TASK DIRECTIONS:
A complete answer lists every line of the entries below where the string "Contrast" appears.

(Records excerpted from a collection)

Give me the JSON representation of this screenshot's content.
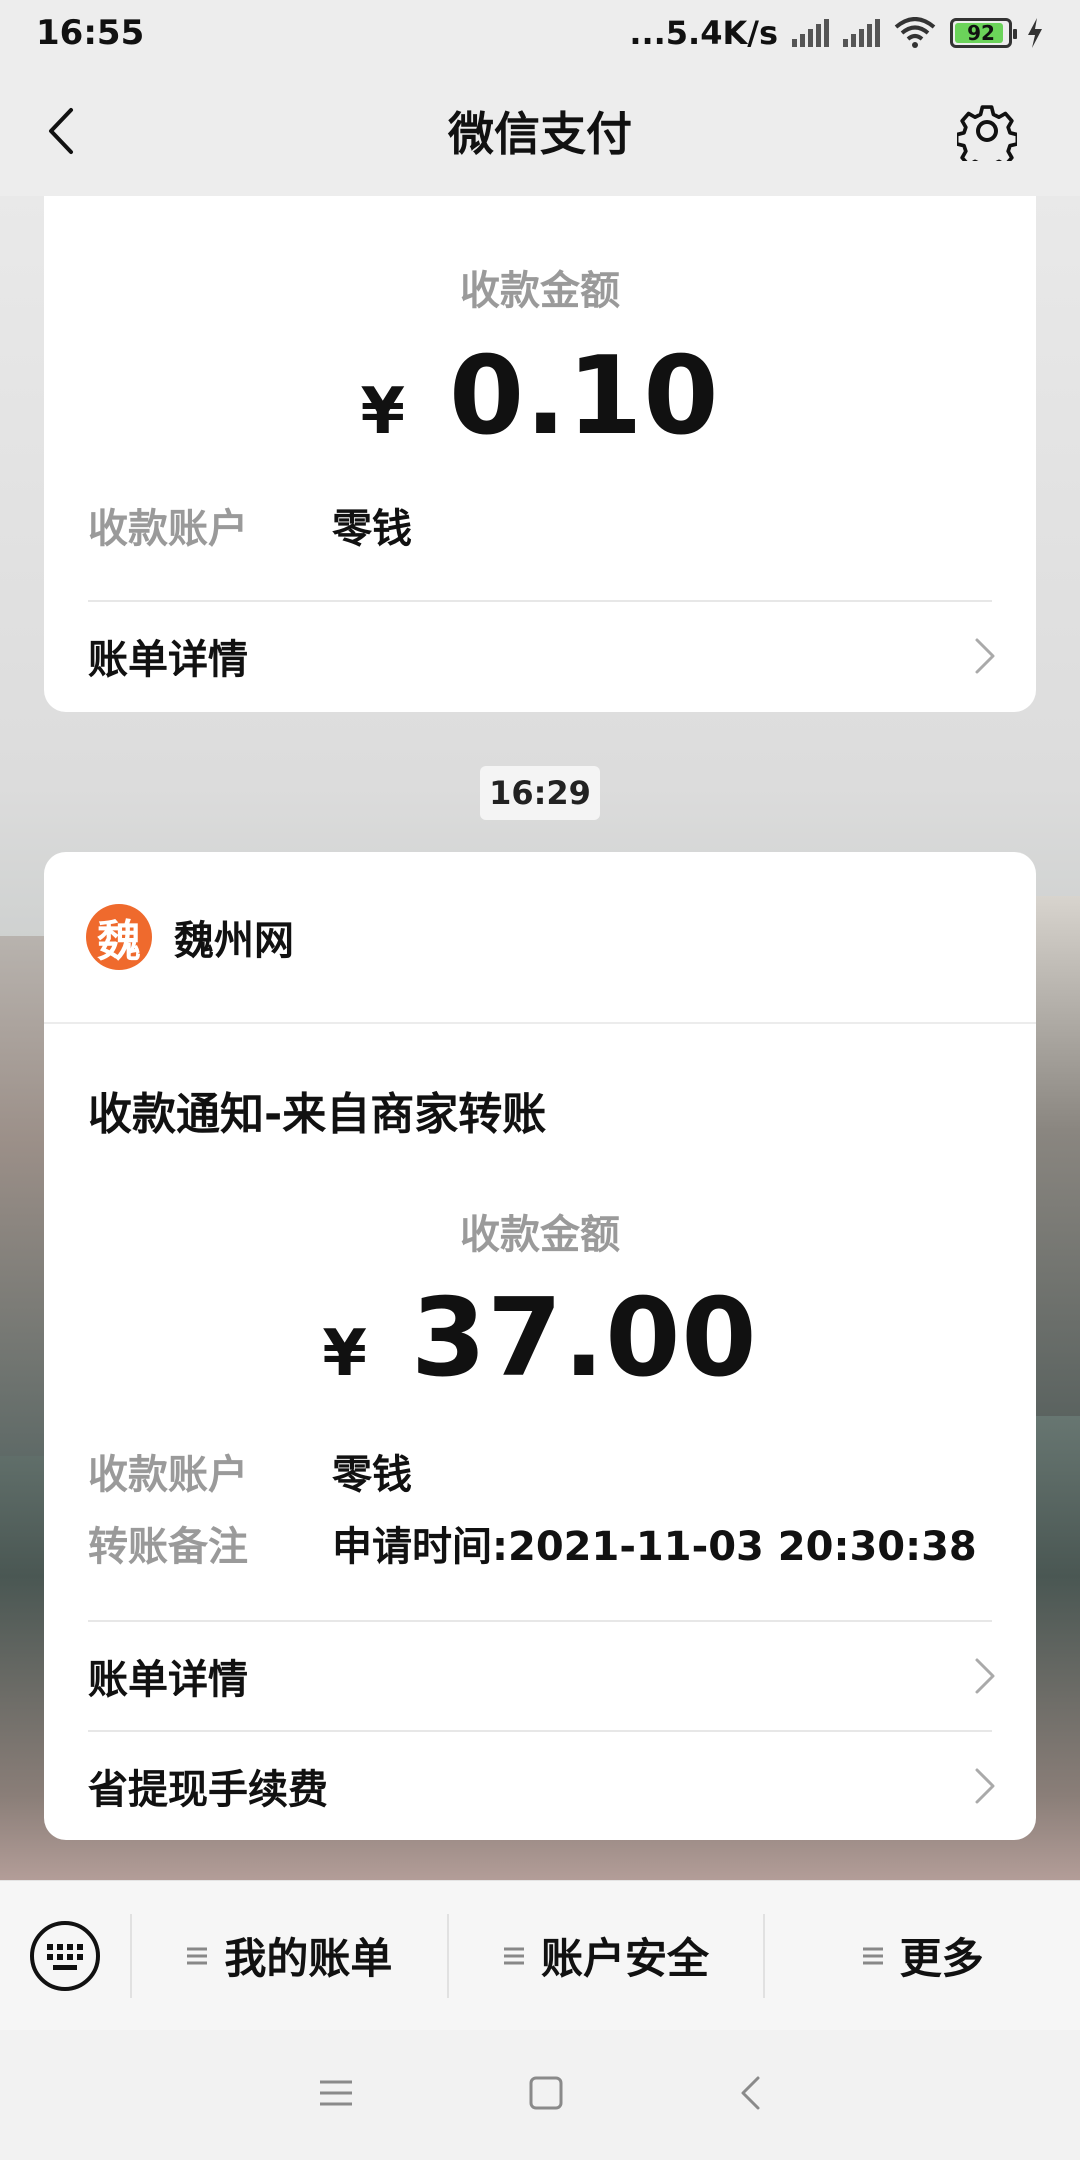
{
  "status_bar": {
    "time": "16:55",
    "network_speed": "...5.4K/s",
    "battery": "92",
    "battery_color": "#6bd35a"
  },
  "header": {
    "title": "微信支付",
    "back_icon": "chevron-left-icon",
    "settings_icon": "gear-icon"
  },
  "card1": {
    "amount_label": "收款金额",
    "currency": "¥",
    "amount": "0.10",
    "account_key": "收款账户",
    "account_value": "零钱",
    "details_label": "账单详情"
  },
  "time_chip": "16:29",
  "card2": {
    "merchant_logo_text": "魏",
    "merchant_name": "魏州网",
    "notice_title": "收款通知-来自商家转账",
    "amount_label": "收款金额",
    "currency": "¥",
    "amount": "37.00",
    "account_key": "收款账户",
    "account_value": "零钱",
    "remark_key": "转账备注",
    "remark_value": "申请时间:2021-11-03 20:30:38",
    "details_label": "账单详情",
    "fee_label": "省提现手续费"
  },
  "bottom_menu": {
    "items": [
      {
        "label": "我的账单"
      },
      {
        "label": "账户安全"
      },
      {
        "label": "更多"
      }
    ]
  },
  "colors": {
    "accent_orange": "#ef6a2d",
    "muted_text": "#9a9a9a"
  }
}
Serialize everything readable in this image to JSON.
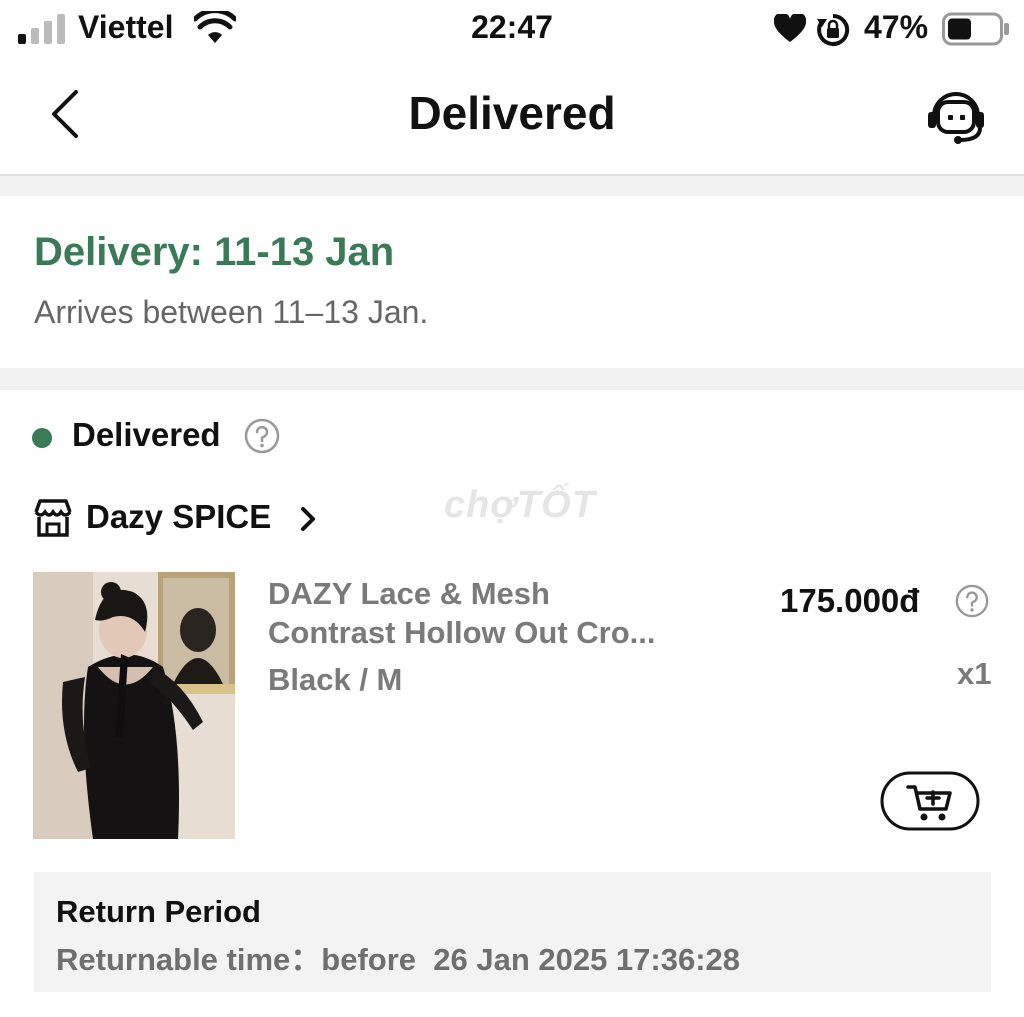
{
  "status_bar": {
    "carrier": "Viettel",
    "time": "22:47",
    "battery_percent": "47%",
    "battery_level": 0.47,
    "icons": [
      "signal-icon",
      "wifi-icon",
      "heart-icon",
      "rotation-lock-icon",
      "battery-icon"
    ]
  },
  "nav": {
    "title": "Delivered",
    "back_icon": "chevron-left-icon",
    "support_icon": "customer-service-icon"
  },
  "delivery": {
    "title": "Delivery: 11-13 Jan",
    "subtitle": "Arrives between 11–13 Jan."
  },
  "order_status": {
    "label": "Delivered",
    "help_icon": "question-icon"
  },
  "shop": {
    "name": "Dazy SPICE",
    "icon": "store-icon"
  },
  "watermark": "chợTỐT",
  "product": {
    "name": "DAZY Lace & Mesh Contrast Hollow Out Cro...",
    "name_line1": "DAZY Lace & Mesh",
    "name_line2": "Contrast Hollow Out Cro...",
    "variant": "Black / M",
    "price": "175.000đ",
    "quantity": "x1",
    "add_to_cart_icon": "cart-plus-icon"
  },
  "return_period": {
    "title": "Return Period",
    "text": "Returnable time：before  26 Jan 2025 17:36:28"
  },
  "colors": {
    "accent_green": "#3b7a57",
    "muted_text": "#7a7a7a",
    "section_gap": "#f2f2f2"
  }
}
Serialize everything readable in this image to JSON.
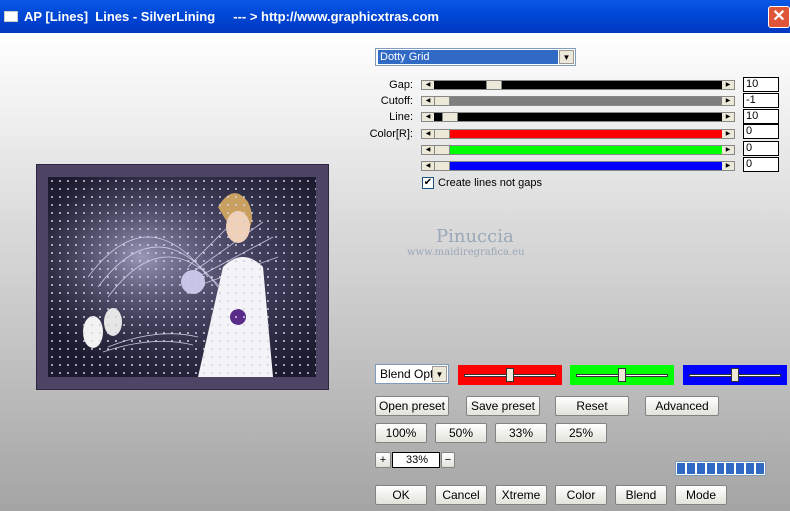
{
  "window": {
    "title": "AP [Lines]  Lines - SilverLining     --- > http://www.graphicxtras.com",
    "close_glyph": "✕"
  },
  "preset": {
    "selected": "Dotty Grid"
  },
  "sliders": [
    {
      "label": "Gap:",
      "value": "10",
      "fill": "#000000",
      "level": 0.19
    },
    {
      "label": "Cutoff:",
      "value": "-1",
      "fill": "#7e7e7e",
      "level": 0.0
    },
    {
      "label": "Line:",
      "value": "10",
      "fill": "#000000",
      "level": 0.03
    },
    {
      "label": "Color[R]:",
      "value": "0",
      "fill": "#ff0000",
      "level": 0.0
    },
    {
      "label": "",
      "value": "0",
      "fill": "#00ff00",
      "level": 0.0
    },
    {
      "label": "",
      "value": "0",
      "fill": "#0000ff",
      "level": 0.0
    }
  ],
  "create_lines": {
    "label": "Create lines not gaps",
    "checked": "✔"
  },
  "watermark": {
    "name": "Pinuccia",
    "site": "www.maidiregrafica.eu"
  },
  "blend": {
    "selected": "Blend Optio"
  },
  "color_panels": [
    {
      "color": "#ff0000",
      "level": 0.5
    },
    {
      "color": "#00ff00",
      "level": 0.5
    },
    {
      "color": "#0000ff",
      "level": 0.5
    }
  ],
  "buttons": {
    "open_preset": "Open preset",
    "save_preset": "Save preset",
    "reset": "Reset",
    "advanced": "Advanced",
    "zoom100": "100%",
    "zoom50": "50%",
    "zoom33": "33%",
    "zoom25": "25%",
    "plus": "+",
    "minus": "−",
    "zoom_value": "33%",
    "ok": "OK",
    "cancel": "Cancel",
    "xtreme": "Xtreme",
    "color": "Color",
    "blend": "Blend",
    "mode": "Mode"
  },
  "progress": {
    "segments": 9
  }
}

WRITTEN RESPONSE:
    "name": "DAZY Lace & Mesh Contrast Hollow Out Cro...",
    "name_line2": "Contrast Hollow Out Cro...",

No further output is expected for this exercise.